Thursday, October 9, 2008
ARE "MY FRIENDS" LISTENING (now with video)
I don't really know Senator John McCain. For that matter, I never met or talked to Barack Obama, either. But, Mr. McCain considers me a friend. He said so last night during the second Presidential debate in Nashville, Tennessee.
Unfortunately, at Angry Wades bar in Brooklyn, where I watched the debate last night, it didn't appear as if he had many friends. Compared to the Vice Presidential debate, the crowd here was dense-challenged. When Sarah Palin and Joe Biden squared off, the bar was packed, three or four deep. Everyone wanted to see what Palin was all about.
McCain lobbied for the "town hall" style debate. Moderator Tom Brokaw says they were inundated with hundreds of questions. Most of those selected were lame, so were the "undecided" voters asking them in the studio audience. Brokaw didn't help. The format torpedoed real debate. The rules were blurry.
Everyone seems to know what John McCain is about. I really wanted to vote for a Republican. I have for many years. But, McCain isn't connecting. Aside from proposing to spend 300-billion dollars to buy up bad home loans, McCain offered nothing new. In fact, he was vague. The energy crisis: he's going to "deal" with it. He's going to "work" with Iraq, "work" on health care. I hope so. The Republican from Arizona called Ronald Reagan his hero. Later, he said the same about Teddy Roosevelt. Great way to connect with the younger voters. Even, as he was calling me "my friend," I still didn't connect.
Barack Obama performed better, seemed more believable and conveyed a real zeal to fix what's wrong with America. But, he too, offered few precise repair strategies.
They both cited each other's voting record on specific issues. Their numbers, "my friends," were inaccurate or misleading.
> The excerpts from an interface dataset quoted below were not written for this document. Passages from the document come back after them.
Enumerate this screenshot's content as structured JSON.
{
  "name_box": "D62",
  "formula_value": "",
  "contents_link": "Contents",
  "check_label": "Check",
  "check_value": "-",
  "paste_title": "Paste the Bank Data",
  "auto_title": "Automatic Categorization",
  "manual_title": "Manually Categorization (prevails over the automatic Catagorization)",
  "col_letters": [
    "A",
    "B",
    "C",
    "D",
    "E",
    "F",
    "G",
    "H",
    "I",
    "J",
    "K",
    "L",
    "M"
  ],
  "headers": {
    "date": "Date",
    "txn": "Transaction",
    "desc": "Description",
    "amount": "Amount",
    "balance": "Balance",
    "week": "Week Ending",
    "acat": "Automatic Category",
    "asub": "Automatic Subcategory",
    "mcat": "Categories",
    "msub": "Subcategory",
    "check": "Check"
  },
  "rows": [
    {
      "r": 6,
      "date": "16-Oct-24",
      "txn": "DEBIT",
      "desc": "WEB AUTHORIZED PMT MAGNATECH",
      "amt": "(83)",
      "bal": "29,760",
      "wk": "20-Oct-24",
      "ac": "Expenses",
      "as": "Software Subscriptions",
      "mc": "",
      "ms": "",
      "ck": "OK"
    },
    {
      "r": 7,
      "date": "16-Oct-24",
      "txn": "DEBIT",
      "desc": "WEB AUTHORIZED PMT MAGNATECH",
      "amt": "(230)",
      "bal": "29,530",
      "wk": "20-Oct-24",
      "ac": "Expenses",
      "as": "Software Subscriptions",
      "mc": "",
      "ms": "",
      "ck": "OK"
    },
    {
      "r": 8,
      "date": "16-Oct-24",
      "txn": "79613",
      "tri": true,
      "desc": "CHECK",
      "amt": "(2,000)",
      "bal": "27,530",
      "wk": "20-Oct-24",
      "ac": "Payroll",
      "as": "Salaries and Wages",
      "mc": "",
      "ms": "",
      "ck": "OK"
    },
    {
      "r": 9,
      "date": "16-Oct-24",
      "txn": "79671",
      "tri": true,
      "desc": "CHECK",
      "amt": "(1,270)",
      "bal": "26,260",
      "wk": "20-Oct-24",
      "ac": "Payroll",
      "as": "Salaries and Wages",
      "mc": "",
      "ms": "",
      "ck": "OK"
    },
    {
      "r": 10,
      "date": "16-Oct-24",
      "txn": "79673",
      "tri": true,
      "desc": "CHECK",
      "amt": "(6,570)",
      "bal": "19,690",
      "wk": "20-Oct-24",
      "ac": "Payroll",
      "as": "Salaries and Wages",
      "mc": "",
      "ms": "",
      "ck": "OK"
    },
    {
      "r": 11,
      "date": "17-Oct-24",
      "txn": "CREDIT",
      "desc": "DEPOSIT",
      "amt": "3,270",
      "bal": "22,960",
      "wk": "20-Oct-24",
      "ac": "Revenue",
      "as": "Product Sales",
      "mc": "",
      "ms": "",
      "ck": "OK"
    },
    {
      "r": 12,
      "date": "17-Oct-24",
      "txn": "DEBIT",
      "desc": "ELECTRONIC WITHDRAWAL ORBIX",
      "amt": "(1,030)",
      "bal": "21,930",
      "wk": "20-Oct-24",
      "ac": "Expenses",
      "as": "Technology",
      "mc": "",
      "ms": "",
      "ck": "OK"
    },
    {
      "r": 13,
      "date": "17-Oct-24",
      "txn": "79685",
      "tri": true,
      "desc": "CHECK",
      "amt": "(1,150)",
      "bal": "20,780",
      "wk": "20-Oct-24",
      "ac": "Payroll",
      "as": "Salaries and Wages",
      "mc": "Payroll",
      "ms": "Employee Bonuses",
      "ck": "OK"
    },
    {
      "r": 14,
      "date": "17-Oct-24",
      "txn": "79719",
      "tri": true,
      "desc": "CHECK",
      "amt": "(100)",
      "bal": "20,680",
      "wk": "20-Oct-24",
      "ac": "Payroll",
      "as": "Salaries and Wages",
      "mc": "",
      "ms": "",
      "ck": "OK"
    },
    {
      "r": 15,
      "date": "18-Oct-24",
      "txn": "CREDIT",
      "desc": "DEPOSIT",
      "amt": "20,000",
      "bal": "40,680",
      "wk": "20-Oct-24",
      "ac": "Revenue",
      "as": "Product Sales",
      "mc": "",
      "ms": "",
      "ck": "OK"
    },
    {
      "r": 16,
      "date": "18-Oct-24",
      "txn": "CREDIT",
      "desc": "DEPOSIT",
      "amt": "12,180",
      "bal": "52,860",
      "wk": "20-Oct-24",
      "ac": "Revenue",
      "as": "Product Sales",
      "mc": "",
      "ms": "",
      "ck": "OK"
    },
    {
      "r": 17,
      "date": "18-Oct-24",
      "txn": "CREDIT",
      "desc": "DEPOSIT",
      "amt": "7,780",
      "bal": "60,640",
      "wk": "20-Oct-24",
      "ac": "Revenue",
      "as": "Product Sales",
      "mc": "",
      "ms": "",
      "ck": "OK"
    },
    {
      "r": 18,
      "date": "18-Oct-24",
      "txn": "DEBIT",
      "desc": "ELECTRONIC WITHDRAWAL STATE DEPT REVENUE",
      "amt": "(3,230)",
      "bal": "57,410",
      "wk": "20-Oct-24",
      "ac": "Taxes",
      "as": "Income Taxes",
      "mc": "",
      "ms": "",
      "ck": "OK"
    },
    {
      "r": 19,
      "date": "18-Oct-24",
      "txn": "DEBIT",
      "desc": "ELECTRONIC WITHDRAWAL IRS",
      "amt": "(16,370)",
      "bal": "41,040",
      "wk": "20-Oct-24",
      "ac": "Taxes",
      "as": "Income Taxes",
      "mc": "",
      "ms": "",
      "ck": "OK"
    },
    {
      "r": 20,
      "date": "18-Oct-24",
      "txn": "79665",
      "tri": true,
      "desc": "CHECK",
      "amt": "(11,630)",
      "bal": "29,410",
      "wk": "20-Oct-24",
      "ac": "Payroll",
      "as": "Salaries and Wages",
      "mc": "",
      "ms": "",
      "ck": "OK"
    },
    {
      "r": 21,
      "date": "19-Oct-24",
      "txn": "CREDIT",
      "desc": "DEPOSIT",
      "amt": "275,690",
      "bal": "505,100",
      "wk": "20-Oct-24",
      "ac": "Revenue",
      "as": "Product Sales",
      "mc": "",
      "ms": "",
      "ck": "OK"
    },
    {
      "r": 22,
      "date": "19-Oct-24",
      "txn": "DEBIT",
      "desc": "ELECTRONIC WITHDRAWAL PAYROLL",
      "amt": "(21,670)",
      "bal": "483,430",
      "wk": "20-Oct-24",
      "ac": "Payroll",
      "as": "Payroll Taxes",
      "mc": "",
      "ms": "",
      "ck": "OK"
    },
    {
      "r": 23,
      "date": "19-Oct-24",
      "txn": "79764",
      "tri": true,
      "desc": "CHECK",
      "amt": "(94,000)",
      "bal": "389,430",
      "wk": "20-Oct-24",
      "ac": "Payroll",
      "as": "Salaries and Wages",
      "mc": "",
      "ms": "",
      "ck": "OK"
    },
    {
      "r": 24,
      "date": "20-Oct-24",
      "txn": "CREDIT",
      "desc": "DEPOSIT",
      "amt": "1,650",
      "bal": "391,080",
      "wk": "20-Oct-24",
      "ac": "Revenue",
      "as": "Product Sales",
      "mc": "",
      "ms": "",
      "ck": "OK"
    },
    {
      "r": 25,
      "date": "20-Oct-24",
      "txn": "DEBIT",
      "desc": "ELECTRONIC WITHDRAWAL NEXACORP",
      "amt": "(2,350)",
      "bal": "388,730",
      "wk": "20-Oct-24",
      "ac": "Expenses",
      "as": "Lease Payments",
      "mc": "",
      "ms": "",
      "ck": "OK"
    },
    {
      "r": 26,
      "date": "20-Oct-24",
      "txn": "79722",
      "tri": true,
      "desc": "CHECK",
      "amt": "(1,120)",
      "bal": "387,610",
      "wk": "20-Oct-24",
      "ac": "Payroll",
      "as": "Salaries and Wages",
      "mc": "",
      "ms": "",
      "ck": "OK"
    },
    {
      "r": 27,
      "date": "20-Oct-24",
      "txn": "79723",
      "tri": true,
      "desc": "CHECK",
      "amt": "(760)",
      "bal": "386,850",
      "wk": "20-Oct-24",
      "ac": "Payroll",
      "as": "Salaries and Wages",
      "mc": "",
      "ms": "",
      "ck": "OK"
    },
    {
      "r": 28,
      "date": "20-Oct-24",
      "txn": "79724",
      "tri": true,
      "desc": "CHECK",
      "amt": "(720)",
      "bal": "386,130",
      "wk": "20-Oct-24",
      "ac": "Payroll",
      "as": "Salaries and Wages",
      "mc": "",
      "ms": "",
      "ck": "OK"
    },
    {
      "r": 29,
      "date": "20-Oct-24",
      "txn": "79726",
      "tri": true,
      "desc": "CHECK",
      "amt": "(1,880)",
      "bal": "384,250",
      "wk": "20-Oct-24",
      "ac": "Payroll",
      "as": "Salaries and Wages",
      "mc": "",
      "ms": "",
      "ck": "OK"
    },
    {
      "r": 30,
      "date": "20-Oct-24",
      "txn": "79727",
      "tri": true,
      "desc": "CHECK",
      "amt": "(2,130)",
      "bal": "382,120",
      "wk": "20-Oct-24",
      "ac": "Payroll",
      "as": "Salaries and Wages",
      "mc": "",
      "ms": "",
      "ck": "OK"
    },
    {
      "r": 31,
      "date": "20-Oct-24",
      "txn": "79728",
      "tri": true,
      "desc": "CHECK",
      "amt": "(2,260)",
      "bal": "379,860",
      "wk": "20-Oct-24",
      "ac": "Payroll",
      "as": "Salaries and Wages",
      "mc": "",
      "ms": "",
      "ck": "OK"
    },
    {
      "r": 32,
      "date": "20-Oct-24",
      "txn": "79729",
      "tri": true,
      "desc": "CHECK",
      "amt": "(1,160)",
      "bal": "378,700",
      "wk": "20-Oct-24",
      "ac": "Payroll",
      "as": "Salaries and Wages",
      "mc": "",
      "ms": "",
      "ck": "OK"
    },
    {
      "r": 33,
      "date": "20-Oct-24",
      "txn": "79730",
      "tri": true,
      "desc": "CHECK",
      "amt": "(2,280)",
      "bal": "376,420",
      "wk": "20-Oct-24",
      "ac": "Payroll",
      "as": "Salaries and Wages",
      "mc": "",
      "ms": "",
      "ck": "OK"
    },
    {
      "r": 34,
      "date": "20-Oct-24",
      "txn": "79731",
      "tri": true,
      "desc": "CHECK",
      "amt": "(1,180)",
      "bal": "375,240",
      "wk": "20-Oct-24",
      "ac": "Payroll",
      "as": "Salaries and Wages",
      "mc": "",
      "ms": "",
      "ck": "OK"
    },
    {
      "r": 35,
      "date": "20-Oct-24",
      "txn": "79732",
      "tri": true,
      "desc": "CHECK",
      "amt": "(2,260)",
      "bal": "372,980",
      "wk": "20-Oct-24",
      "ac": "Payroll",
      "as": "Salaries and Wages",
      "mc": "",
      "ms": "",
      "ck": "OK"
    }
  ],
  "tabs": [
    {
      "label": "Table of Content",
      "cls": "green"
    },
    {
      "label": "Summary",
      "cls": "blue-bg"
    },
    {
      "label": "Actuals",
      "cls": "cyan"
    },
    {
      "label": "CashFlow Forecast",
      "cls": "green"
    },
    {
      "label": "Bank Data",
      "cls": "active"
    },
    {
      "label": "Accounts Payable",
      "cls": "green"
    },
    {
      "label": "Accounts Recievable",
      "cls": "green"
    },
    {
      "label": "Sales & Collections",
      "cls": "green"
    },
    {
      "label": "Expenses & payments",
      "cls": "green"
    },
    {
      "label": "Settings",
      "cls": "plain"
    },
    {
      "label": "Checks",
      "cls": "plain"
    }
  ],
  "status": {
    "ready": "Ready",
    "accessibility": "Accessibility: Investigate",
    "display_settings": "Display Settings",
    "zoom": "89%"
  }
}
One number, however, was dead on. The number of times John McCain uttered, "my friends." He did that 21 times. (click on the video above to watch him do it)